TL;DR: As Gunnar Hjalmarsson says, put aliases in
The commands in
~/.profile are run by login shells. That file is a good place to do things that should be done once at the beginning of each session but not repeated every time a new shell is started.
~/.profile is good for setting environment variables, which will be inherited by all descendant processes.
Aliases are not inherited, and the shell you get in a terminal window in Ubuntu is not (by default) a login shell. To define aliases for all your interactive Bash shells, the definitions need to be somewhere where they'll be run each time you start such a shell.
The usual places are either in:

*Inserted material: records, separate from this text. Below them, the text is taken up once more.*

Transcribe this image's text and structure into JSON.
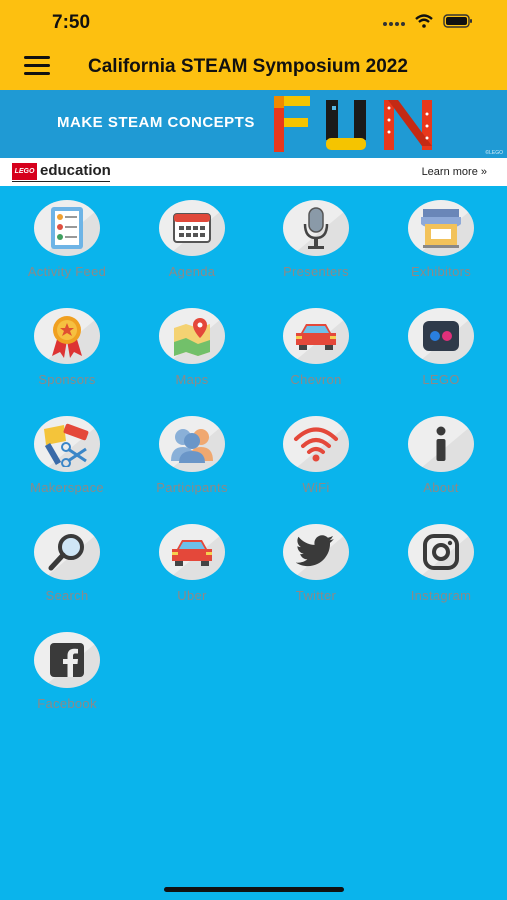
{
  "status_bar": {
    "time": "7:50"
  },
  "nav": {
    "title": "California STEAM Symposium 2022",
    "menu_icon": "hamburger-icon"
  },
  "banner": {
    "text": "MAKE STEAM CONCEPTS",
    "art_word": "FUN",
    "small_print": "©LEGO"
  },
  "ad": {
    "brand_mark": "LEGO",
    "brand": "education",
    "link": "Learn more »"
  },
  "tiles": [
    {
      "label": "Activity Feed",
      "icon": "activity-feed-icon"
    },
    {
      "label": "Agenda",
      "icon": "calendar-icon"
    },
    {
      "label": "Presenters",
      "icon": "microphone-icon"
    },
    {
      "label": "Exhibitors",
      "icon": "storefront-icon"
    },
    {
      "label": "Sponsors",
      "icon": "ribbon-icon"
    },
    {
      "label": "Maps",
      "icon": "map-icon"
    },
    {
      "label": "Chevron",
      "icon": "car-icon"
    },
    {
      "label": "LEGO",
      "icon": "flickr-icon"
    },
    {
      "label": "Makerspace",
      "icon": "tools-icon"
    },
    {
      "label": "Participants",
      "icon": "people-icon"
    },
    {
      "label": "WiFi",
      "icon": "wifi-icon"
    },
    {
      "label": "About",
      "icon": "info-icon"
    },
    {
      "label": "Search",
      "icon": "search-icon"
    },
    {
      "label": "Uber",
      "icon": "car-icon"
    },
    {
      "label": "Twitter",
      "icon": "twitter-icon"
    },
    {
      "label": "Instagram",
      "icon": "instagram-icon"
    },
    {
      "label": "Facebook",
      "icon": "facebook-icon"
    }
  ],
  "colors": {
    "header": "#fdc010",
    "background": "#0ab4ec",
    "banner": "#1f9ad4",
    "label": "#8a8a8a"
  }
}
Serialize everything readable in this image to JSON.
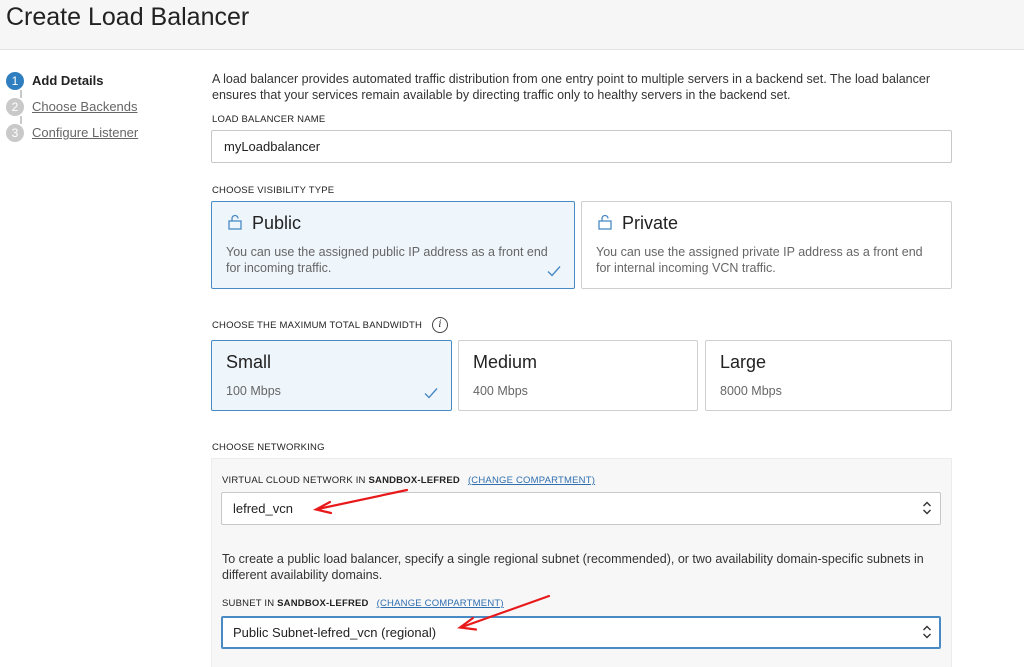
{
  "page": {
    "title": "Create Load Balancer"
  },
  "steps": [
    {
      "number": "1",
      "label": "Add Details",
      "active": true
    },
    {
      "number": "2",
      "label": "Choose Backends",
      "active": false
    },
    {
      "number": "3",
      "label": "Configure Listener",
      "active": false
    }
  ],
  "intro": "A load balancer provides automated traffic distribution from one entry point to multiple servers in a backend set. The load balancer ensures that your services remain available by directing traffic only to healthy servers in the backend set.",
  "name_field": {
    "label": "LOAD BALANCER NAME",
    "value": "myLoadbalancer"
  },
  "visibility": {
    "label": "CHOOSE VISIBILITY TYPE",
    "options": [
      {
        "title": "Public",
        "description": "You can use the assigned public IP address as a front end for incoming traffic.",
        "selected": true
      },
      {
        "title": "Private",
        "description": "You can use the assigned private IP address as a front end for internal incoming VCN traffic.",
        "selected": false
      }
    ]
  },
  "bandwidth": {
    "label": "CHOOSE THE MAXIMUM TOTAL BANDWIDTH",
    "info_icon": "i",
    "options": [
      {
        "title": "Small",
        "value": "100 Mbps",
        "selected": true
      },
      {
        "title": "Medium",
        "value": "400 Mbps",
        "selected": false
      },
      {
        "title": "Large",
        "value": "8000 Mbps",
        "selected": false
      }
    ]
  },
  "networking": {
    "label": "CHOOSE NETWORKING",
    "vcn": {
      "label_prefix": "VIRTUAL CLOUD NETWORK IN ",
      "compartment": "SANDBOX-LEFRED",
      "change_link": "(CHANGE COMPARTMENT)",
      "value": "lefred_vcn"
    },
    "help_text": "To create a public load balancer, specify a single regional subnet (recommended), or two availability domain-specific subnets in different availability domains.",
    "subnet": {
      "label_prefix": "SUBNET IN ",
      "compartment": "SANDBOX-LEFRED",
      "change_link": "(CHANGE COMPARTMENT)",
      "value": "Public Subnet-lefred_vcn (regional)"
    }
  },
  "colors": {
    "accent": "#2f7fc0",
    "selected_bg": "#eef5fb",
    "selected_border": "#4a8ac4",
    "annotation_arrow": "#e8191b"
  }
}
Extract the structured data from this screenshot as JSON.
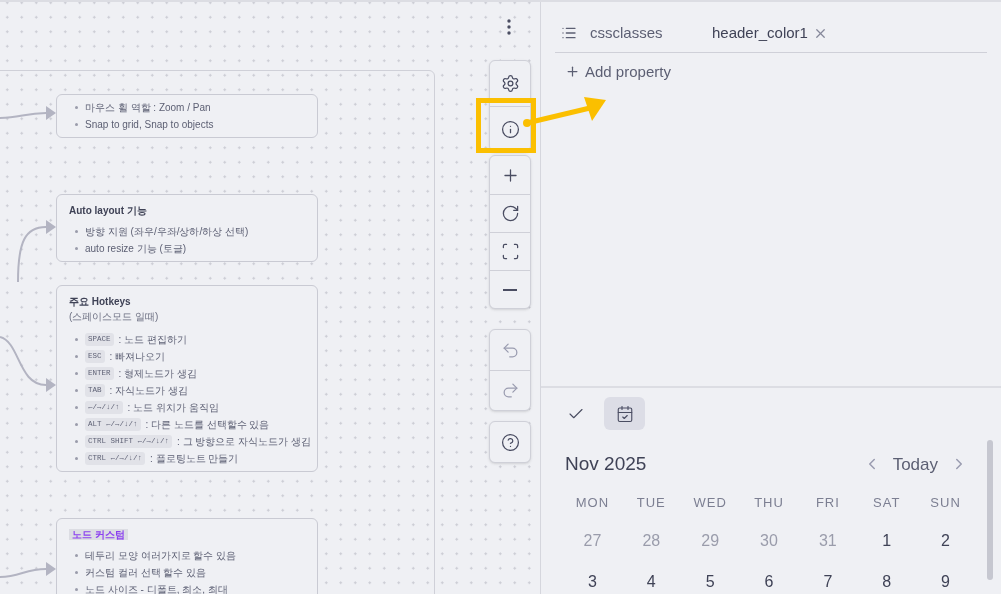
{
  "canvas": {
    "nodes": [
      {
        "items": [
          {
            "text": "마우스 휠 역할 : Zoom / Pan"
          },
          {
            "text": "Snap to grid, Snap to objects"
          }
        ]
      },
      {
        "title": "Auto layout 기능",
        "highlighted": false,
        "items": [
          {
            "text": "방향 지원 (좌우/우좌/상하/하상 선택)"
          },
          {
            "text": "auto resize 기능 (토글)"
          }
        ]
      },
      {
        "title": "주요 Hotkeys",
        "subtitle": "(스페이스모드 일때)",
        "highlighted": false,
        "items": [
          {
            "keys": "SPACE",
            "text": ": 노드 편집하기"
          },
          {
            "keys": "ESC",
            "text": ": 빠져나오기"
          },
          {
            "keys": "ENTER",
            "text": ": 형제노드가 생김"
          },
          {
            "keys": "TAB",
            "text": ": 자식노드가 생김"
          },
          {
            "keys": "←/→/↓/↑",
            "text": ": 노드 위치가 움직임"
          },
          {
            "keys": "ALT ←/→/↓/↑",
            "text": ": 다른 노드를 선택할수 있음"
          },
          {
            "keys": "CTRL SHIFT ←/→/↓/↑",
            "text": ": 그 방향으로 자식노드가 생김"
          },
          {
            "keys": "CTRL ←/→/↓/↑",
            "text": ": 플로팅노트 만들기"
          }
        ]
      },
      {
        "title": "노드 커스텀",
        "highlighted": true,
        "items": [
          {
            "text": "테두리 모양 여러가지로 할수 있음"
          },
          {
            "text": "커스텀 컬러 선택 할수 있음"
          },
          {
            "text": "노드 사이즈 - 디폴트, 최소, 최대"
          }
        ]
      }
    ],
    "toolbar": [
      [
        {
          "kind": "settings",
          "disabled": false
        },
        {
          "kind": "info",
          "disabled": false
        }
      ],
      [
        {
          "kind": "zoom-in",
          "disabled": false
        },
        {
          "kind": "reset",
          "disabled": false
        },
        {
          "kind": "fit",
          "disabled": false
        },
        {
          "kind": "zoom-out",
          "disabled": false
        }
      ],
      [
        {
          "kind": "undo",
          "disabled": true
        },
        {
          "kind": "redo",
          "disabled": true
        }
      ],
      [
        {
          "kind": "help",
          "disabled": false
        }
      ]
    ]
  },
  "properties": {
    "rows": [
      {
        "name": "cssclasses",
        "values": [
          "header_color1"
        ]
      }
    ],
    "add_label": "Add property"
  },
  "view_tabs": [
    {
      "kind": "tasks",
      "selected": false
    },
    {
      "kind": "calendar",
      "selected": true
    }
  ],
  "calendar": {
    "title": "Nov 2025",
    "today": "Today",
    "weekdays": [
      "MON",
      "TUE",
      "WED",
      "THU",
      "FRI",
      "SAT",
      "SUN"
    ],
    "weeks": [
      [
        {
          "day": "27",
          "muted": true
        },
        {
          "day": "28",
          "muted": true
        },
        {
          "day": "29",
          "muted": true
        },
        {
          "day": "30",
          "muted": true
        },
        {
          "day": "31",
          "muted": true
        },
        {
          "day": "1",
          "muted": false
        },
        {
          "day": "2",
          "muted": false
        }
      ],
      [
        {
          "day": "3",
          "muted": false
        },
        {
          "day": "4",
          "muted": false
        },
        {
          "day": "5",
          "muted": false
        },
        {
          "day": "6",
          "muted": false
        },
        {
          "day": "7",
          "muted": false
        },
        {
          "day": "8",
          "muted": false
        },
        {
          "day": "9",
          "muted": false
        }
      ]
    ]
  }
}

New interactive non-login shells source
~/.bashrc (as do some noninteractive shells). Your
~/.profile, by default, sources
~/.bashrc in Ubuntu checks if
~/.bash_aliases exists and sources it.
I recommend putting new aliases in
~/.profile works to define the aliases, but it also re-runs everything else in that file, most of which you don't need to run again, and some of which might do things you don't want. For example,
~/.profile checks if
~/bin exists and, if so, prepends it to your
$PATH. If you source
~/.profile multiple times, you can get the same directory appearing multiple times in
$PATH. This would have to happen quite a lot to cause a significant performance problem. But even one extra occurrence can cause confusion when you're inspecting the output of a command like
If your aliases aren't defined even in initial login shells, such as when you log in from a virtual console or via SSH, then as Kulfy alludes to the issue may be that you have a
~/.bash_login file. If such a file exists, Bash login shells source it instead of
~/.profile. Most often you would not want to have either such file on Ubuntu, and if you did, you would most likely want it to source
~/.profile so that the commands in
~/.profile still run.
But even if that is the case, you shouldn't define aliases in
~/.profile (nor in
~/.bash_login), as that doesn't define them in non-login shells.